■ Task goal ■
Where does "placeholder" appear in the data? Return each line that holds it.

Records for the task Start Marker

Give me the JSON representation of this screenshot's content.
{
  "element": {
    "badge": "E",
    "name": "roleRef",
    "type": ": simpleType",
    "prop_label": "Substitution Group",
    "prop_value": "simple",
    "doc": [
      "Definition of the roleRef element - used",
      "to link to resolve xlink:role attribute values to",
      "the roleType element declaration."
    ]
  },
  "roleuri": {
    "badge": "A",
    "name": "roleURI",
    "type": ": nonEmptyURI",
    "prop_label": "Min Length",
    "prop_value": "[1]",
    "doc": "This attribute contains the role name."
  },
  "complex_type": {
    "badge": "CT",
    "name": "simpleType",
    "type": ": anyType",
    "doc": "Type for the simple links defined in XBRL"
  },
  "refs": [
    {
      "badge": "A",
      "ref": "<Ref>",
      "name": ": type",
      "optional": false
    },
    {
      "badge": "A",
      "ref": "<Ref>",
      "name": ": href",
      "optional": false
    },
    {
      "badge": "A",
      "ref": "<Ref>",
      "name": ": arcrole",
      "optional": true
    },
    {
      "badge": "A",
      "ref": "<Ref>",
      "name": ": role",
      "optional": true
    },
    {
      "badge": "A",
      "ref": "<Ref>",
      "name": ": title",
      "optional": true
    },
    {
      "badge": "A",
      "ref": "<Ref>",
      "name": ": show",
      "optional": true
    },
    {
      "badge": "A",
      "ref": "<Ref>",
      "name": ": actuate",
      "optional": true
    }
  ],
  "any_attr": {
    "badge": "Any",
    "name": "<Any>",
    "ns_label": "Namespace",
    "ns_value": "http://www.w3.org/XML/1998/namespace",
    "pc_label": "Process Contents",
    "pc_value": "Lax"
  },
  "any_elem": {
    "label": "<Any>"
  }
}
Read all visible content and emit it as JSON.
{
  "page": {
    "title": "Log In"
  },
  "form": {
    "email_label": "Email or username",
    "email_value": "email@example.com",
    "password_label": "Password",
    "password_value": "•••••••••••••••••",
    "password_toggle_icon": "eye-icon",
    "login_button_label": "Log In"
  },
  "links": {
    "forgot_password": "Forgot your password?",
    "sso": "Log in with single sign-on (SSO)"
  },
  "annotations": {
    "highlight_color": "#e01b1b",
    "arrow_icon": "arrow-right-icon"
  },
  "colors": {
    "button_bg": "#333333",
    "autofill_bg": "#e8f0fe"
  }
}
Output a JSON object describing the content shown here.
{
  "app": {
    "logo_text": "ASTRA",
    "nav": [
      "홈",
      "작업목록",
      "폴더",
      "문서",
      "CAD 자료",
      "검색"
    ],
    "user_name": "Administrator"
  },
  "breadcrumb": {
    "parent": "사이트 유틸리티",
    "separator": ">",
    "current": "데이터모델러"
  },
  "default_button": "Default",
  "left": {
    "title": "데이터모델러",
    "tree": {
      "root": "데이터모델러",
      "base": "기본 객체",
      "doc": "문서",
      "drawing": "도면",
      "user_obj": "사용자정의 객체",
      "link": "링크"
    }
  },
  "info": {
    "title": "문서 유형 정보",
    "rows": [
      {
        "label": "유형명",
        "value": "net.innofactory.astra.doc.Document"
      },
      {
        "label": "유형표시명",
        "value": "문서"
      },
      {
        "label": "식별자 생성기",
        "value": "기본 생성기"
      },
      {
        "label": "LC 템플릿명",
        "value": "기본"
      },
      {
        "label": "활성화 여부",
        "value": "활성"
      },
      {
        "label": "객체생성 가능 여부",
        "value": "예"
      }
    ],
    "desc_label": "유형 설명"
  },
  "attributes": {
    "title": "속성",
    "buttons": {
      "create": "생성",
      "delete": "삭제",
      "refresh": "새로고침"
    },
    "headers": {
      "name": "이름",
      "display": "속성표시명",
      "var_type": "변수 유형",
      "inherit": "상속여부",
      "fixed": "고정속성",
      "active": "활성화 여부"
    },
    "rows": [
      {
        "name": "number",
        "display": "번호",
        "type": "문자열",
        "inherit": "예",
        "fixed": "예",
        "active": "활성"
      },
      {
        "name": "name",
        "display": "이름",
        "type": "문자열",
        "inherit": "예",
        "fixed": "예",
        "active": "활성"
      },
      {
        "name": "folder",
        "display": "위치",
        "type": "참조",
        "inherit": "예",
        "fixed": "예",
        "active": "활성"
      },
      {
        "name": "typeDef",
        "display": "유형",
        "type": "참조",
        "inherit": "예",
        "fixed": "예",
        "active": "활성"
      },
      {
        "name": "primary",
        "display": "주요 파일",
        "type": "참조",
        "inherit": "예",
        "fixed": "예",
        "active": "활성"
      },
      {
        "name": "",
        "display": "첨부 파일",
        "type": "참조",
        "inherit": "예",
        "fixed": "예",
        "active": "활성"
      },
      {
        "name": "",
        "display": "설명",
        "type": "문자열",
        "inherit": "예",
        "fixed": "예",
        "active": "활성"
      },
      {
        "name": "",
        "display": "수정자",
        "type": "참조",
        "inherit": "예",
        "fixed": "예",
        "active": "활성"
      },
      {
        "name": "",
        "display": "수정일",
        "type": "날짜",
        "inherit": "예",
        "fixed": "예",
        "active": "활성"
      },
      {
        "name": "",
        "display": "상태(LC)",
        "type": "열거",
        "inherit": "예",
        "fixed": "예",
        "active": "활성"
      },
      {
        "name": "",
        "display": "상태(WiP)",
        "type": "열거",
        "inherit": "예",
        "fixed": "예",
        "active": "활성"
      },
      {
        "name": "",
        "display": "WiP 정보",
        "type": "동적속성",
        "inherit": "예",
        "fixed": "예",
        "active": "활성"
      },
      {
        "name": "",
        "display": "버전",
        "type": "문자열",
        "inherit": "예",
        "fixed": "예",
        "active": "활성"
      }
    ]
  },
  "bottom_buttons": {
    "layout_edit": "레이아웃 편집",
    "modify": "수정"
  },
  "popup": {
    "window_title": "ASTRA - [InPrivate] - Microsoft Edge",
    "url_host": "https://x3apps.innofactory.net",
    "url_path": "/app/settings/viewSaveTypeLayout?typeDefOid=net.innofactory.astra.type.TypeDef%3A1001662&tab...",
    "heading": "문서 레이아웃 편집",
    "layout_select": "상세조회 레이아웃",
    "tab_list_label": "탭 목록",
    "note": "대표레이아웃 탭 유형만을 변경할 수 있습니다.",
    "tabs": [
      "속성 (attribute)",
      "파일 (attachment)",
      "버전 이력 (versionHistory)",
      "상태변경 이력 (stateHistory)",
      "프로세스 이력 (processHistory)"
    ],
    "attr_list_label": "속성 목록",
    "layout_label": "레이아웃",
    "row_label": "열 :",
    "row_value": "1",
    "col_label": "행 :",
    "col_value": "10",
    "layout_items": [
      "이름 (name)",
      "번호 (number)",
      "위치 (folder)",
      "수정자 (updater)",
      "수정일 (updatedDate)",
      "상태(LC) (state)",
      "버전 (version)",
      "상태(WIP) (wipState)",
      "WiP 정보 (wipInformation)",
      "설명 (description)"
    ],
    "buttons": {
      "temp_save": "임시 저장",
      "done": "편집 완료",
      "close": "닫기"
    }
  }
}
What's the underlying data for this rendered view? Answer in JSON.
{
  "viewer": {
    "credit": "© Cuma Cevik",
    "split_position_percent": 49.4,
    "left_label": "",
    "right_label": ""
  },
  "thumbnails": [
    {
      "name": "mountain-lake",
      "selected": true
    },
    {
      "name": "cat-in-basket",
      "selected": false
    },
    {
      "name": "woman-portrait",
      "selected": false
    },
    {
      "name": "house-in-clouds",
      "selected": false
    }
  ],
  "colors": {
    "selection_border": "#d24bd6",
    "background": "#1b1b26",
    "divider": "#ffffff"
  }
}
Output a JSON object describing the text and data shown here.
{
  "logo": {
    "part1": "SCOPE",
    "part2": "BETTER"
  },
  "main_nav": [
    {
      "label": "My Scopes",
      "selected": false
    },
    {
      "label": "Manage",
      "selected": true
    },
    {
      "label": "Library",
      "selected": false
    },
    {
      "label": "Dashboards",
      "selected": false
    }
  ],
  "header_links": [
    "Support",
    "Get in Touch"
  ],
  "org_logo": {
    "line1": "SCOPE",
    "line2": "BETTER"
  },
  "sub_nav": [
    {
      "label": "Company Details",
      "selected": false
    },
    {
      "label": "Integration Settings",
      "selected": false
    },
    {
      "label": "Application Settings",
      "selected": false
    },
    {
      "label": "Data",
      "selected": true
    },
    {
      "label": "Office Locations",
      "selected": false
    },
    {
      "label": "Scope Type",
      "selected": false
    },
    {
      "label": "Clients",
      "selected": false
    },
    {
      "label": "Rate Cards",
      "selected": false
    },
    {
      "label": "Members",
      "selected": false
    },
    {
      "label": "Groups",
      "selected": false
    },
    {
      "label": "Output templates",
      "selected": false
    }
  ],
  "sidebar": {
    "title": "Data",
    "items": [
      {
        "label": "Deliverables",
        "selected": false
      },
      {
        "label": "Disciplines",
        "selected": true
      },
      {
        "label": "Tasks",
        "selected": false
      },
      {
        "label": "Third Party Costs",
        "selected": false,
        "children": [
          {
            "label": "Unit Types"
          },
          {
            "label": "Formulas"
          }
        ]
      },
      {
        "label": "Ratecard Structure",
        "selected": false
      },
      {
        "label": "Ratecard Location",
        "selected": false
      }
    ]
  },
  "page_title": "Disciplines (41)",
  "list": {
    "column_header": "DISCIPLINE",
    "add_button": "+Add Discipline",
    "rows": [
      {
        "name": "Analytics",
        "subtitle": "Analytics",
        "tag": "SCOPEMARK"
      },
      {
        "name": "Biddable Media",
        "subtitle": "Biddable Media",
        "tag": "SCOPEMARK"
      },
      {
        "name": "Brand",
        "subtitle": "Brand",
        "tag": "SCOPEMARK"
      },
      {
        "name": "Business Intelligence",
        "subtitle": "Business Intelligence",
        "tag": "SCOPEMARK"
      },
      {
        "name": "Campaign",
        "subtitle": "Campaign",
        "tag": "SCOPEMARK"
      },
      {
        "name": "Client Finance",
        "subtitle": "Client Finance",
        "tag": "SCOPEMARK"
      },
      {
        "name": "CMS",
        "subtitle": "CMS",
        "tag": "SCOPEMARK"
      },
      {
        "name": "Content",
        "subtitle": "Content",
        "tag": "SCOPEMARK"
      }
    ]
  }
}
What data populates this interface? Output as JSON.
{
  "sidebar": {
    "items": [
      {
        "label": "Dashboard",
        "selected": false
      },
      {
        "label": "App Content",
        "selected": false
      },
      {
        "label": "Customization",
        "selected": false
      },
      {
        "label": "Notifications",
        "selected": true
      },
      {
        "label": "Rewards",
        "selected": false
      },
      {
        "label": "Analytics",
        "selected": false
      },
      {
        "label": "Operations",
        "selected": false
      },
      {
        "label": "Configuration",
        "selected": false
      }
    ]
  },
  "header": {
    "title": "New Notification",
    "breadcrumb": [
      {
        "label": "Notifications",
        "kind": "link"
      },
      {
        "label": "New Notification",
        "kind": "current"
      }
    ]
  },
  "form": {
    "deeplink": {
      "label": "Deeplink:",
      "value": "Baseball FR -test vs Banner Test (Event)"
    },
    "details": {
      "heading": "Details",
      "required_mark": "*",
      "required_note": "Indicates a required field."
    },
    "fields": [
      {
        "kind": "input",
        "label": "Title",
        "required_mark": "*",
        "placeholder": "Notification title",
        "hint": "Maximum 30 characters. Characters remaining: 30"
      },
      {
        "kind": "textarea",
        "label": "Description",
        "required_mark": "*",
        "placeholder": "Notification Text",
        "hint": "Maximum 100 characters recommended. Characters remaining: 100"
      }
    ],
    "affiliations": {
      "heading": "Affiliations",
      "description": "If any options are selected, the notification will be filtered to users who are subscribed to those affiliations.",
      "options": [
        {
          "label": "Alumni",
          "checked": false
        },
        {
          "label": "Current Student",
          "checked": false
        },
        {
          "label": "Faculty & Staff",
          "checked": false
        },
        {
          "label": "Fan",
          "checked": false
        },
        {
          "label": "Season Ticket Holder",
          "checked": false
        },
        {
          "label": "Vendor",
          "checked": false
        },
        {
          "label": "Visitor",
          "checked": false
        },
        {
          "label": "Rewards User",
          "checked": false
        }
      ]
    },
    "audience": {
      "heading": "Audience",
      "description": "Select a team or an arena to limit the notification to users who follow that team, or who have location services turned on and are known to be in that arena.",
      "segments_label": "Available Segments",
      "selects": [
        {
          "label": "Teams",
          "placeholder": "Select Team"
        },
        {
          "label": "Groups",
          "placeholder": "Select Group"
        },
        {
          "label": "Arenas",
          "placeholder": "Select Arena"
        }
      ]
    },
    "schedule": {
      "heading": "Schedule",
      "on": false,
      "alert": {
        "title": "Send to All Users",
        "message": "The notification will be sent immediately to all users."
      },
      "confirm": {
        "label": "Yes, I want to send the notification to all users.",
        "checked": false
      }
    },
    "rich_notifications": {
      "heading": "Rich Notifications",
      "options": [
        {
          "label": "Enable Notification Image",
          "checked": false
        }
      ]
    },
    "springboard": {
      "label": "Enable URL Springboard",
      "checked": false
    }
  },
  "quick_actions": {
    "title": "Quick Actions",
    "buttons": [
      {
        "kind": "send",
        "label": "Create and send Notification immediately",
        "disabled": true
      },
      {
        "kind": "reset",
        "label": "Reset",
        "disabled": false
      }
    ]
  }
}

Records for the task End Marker

■ Task response ■
        "placeholder": "Notification title",
        "placeholder": "Notification Text",
          "placeholder": "Select Team"
          "placeholder": "Select Group"
          "placeholder": "Select Arena"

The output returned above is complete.